#### [The data]
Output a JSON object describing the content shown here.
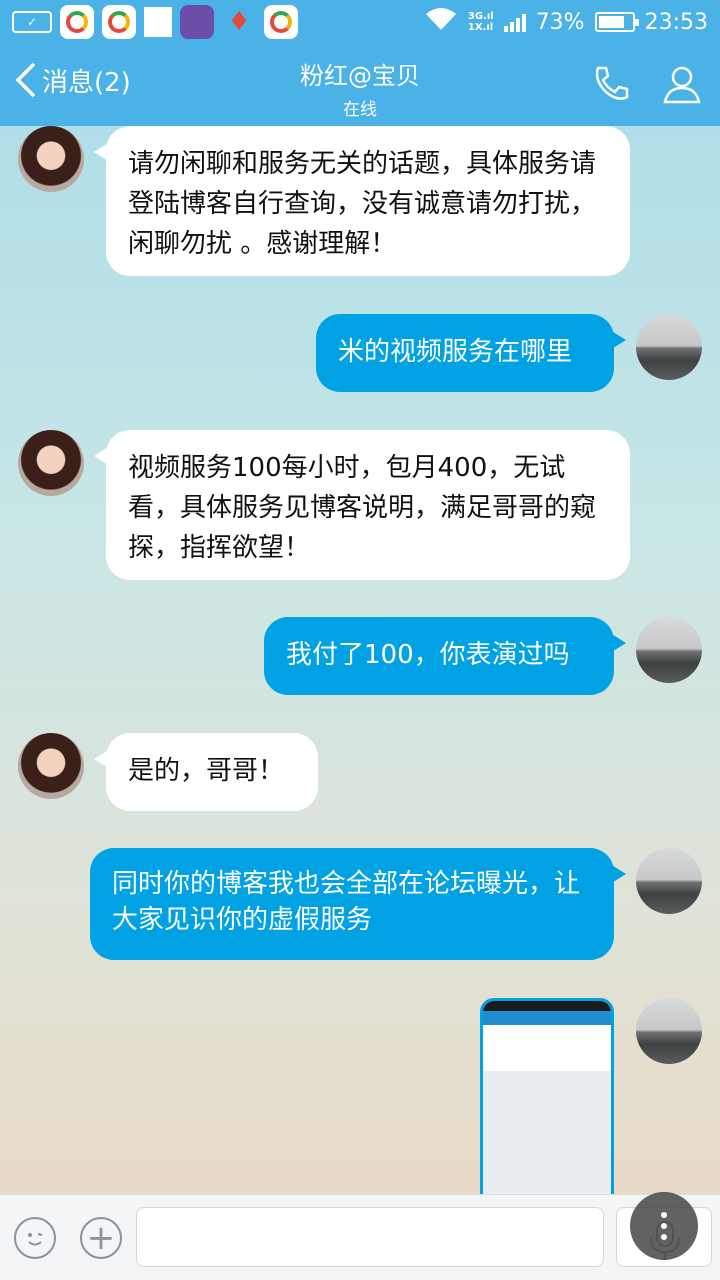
{
  "status_bar": {
    "net_3g": "3G.ıl",
    "net_1x": "1X.ıl",
    "battery": "73%",
    "time": "23:53"
  },
  "header": {
    "back_label": "消息(2)",
    "title": "粉红@宝贝",
    "subtitle": "在线",
    "accent_color": "#4ab2e6"
  },
  "messages": [
    {
      "from": "her",
      "text": "请勿闲聊和服务无关的话题，具体服务请登陆博客自行查询，没有诚意请勿打扰，闲聊勿扰 。感谢理解！"
    },
    {
      "from": "me",
      "text": "米的视频服务在哪里"
    },
    {
      "from": "her",
      "text": "视频服务100每小时，包月400，无试看，具体服务见博客说明，满足哥哥的窥探，指挥欲望！"
    },
    {
      "from": "me",
      "text": "我付了100，你表演过吗"
    },
    {
      "from": "her",
      "text": "是的，哥哥！"
    },
    {
      "from": "me",
      "text": "同时你的博客我也会全部在论坛曝光，让大家见识你的虚假服务"
    },
    {
      "from": "me",
      "type": "image",
      "text": ""
    }
  ],
  "bottom_bar": {
    "input_placeholder": ""
  }
}
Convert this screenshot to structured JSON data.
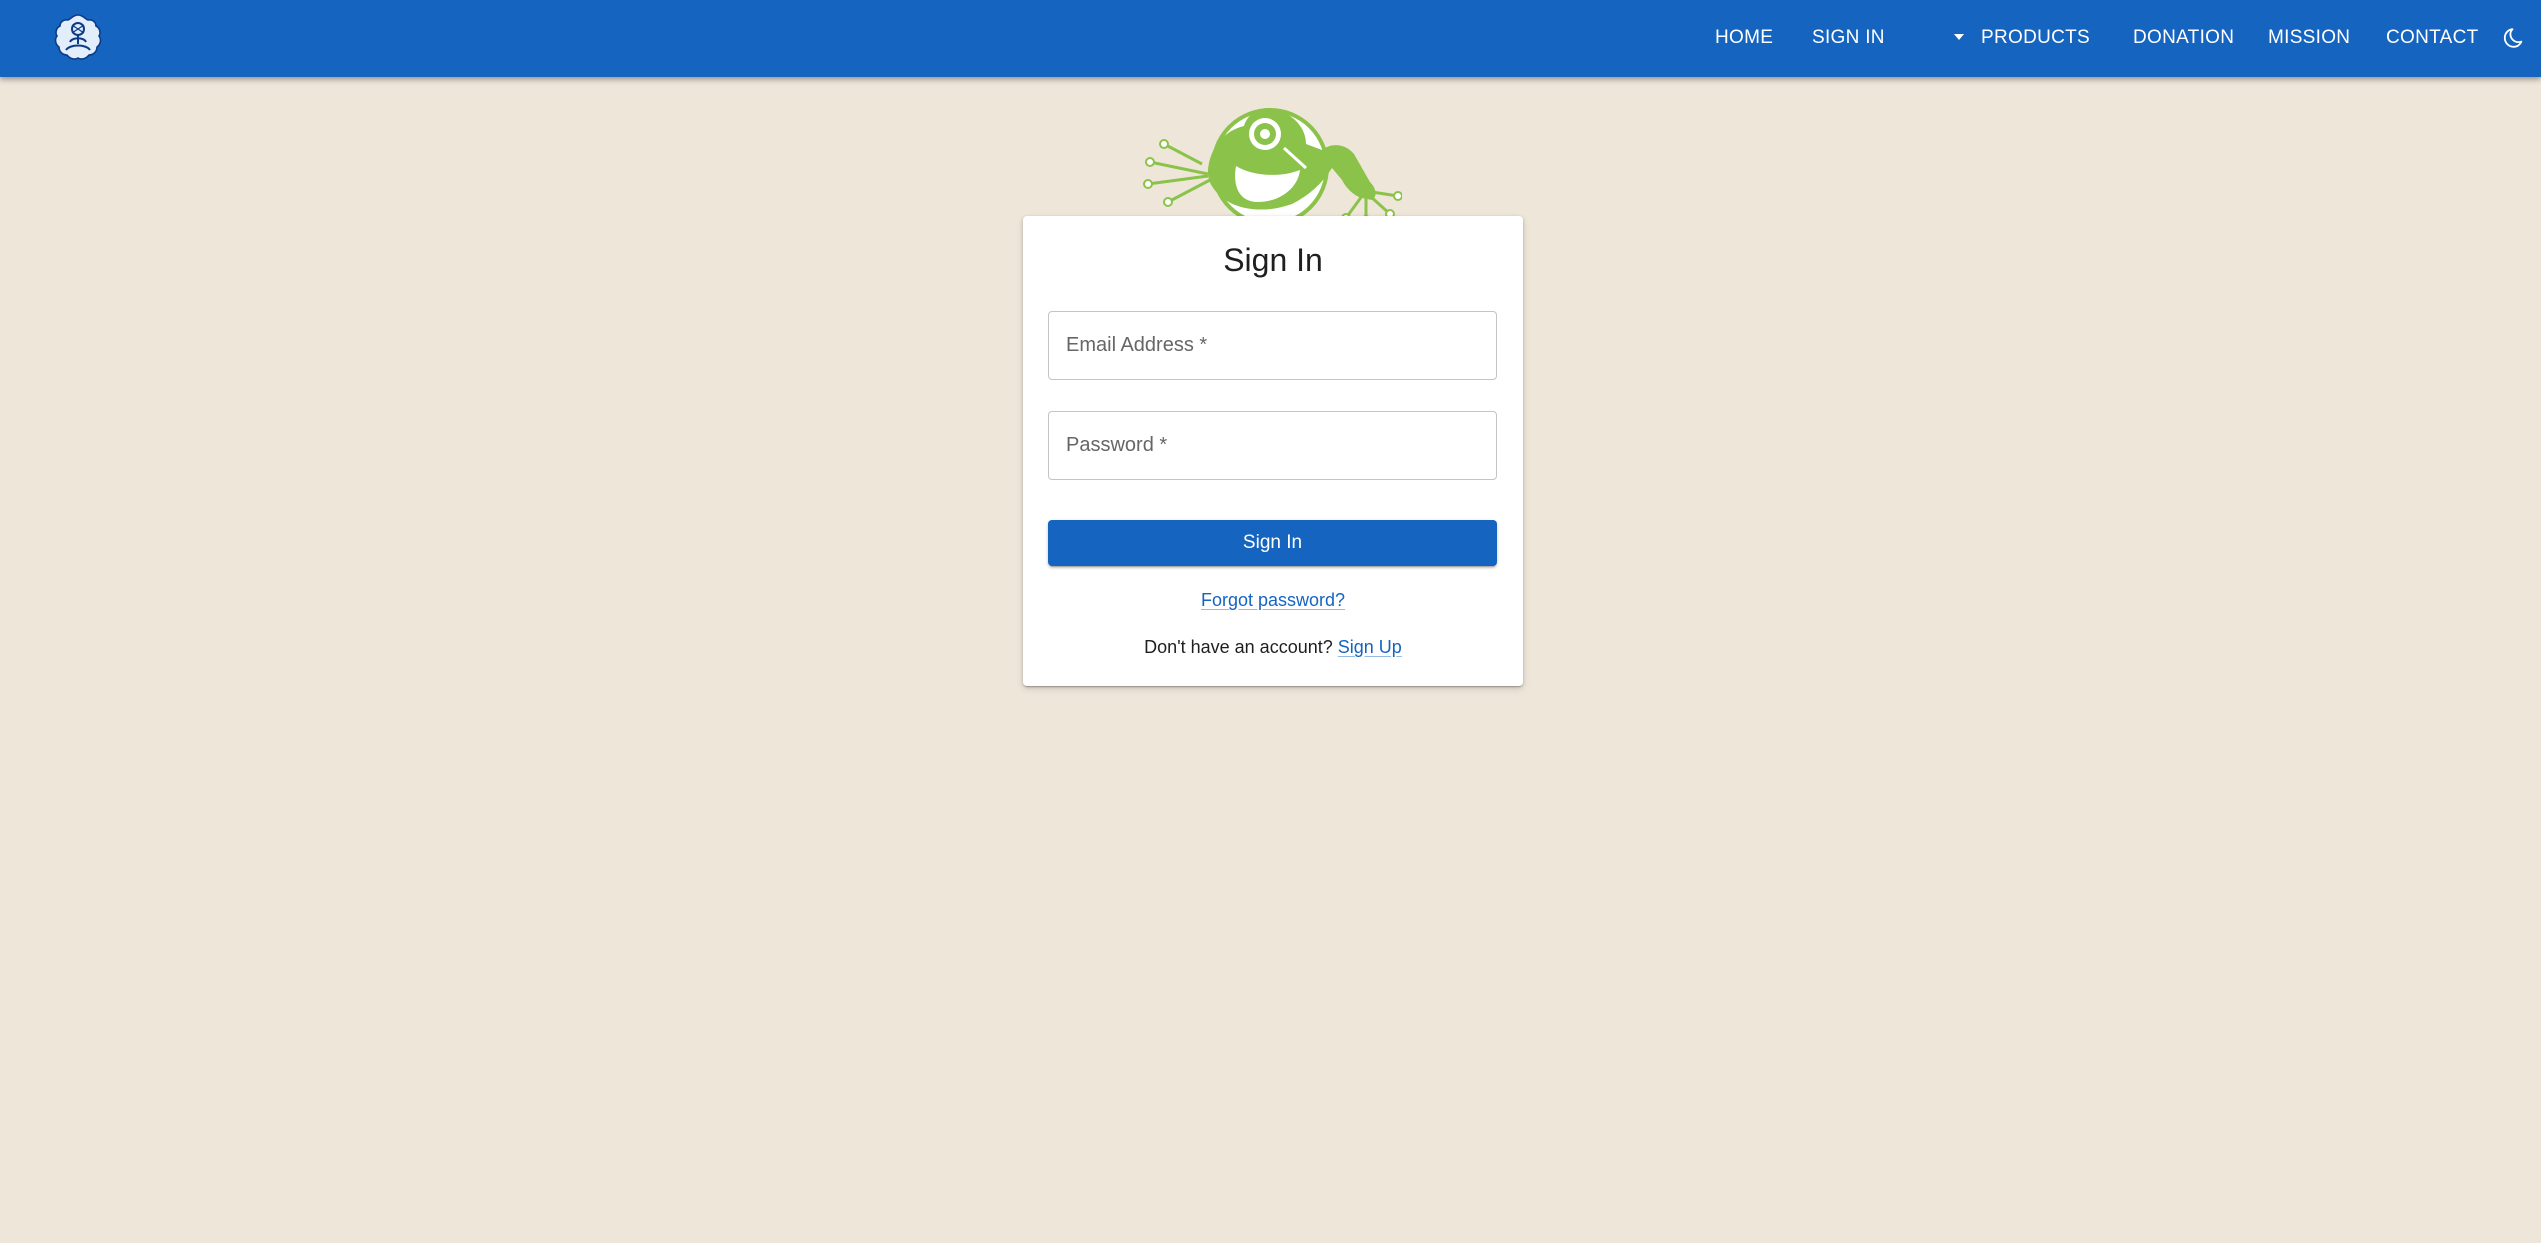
{
  "nav": {
    "home": "HOME",
    "sign_in": "SIGN IN",
    "products": "PRODUCTS",
    "donation": "DONATION",
    "mission": "MISSION",
    "contact": "CONTACT"
  },
  "colors": {
    "appbar": "#1565c0",
    "background": "#efe6da",
    "frog_green": "#8bc34a"
  },
  "icons": {
    "brand": "brand-logo-icon",
    "dropdown": "arrow-drop-down-icon",
    "theme": "dark-mode-moon-icon",
    "mascot": "frog-mascot-icon"
  },
  "signin": {
    "title": "Sign In",
    "email_label": "Email Address *",
    "password_label": "Password *",
    "submit": "Sign In",
    "forgot": "Forgot password?",
    "no_account": "Don't have an account?",
    "signup": "Sign Up"
  }
}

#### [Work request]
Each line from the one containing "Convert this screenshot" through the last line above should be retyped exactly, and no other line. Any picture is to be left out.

#### [Response area]
Convert this screenshot to structured JSON data.
{
  "nav": {
    "home": "HOME",
    "sign_in": "SIGN IN",
    "products": "PRODUCTS",
    "donation": "DONATION",
    "mission": "MISSION",
    "contact": "CONTACT"
  },
  "colors": {
    "appbar": "#1565c0",
    "background": "#efe6da",
    "frog_green": "#8bc34a"
  },
  "icons": {
    "brand": "brand-logo-icon",
    "dropdown": "arrow-drop-down-icon",
    "theme": "dark-mode-moon-icon",
    "mascot": "frog-mascot-icon"
  },
  "signin": {
    "title": "Sign In",
    "email_label": "Email Address *",
    "password_label": "Password *",
    "submit": "Sign In",
    "forgot": "Forgot password?",
    "no_account": "Don't have an account?",
    "signup": "Sign Up"
  }
}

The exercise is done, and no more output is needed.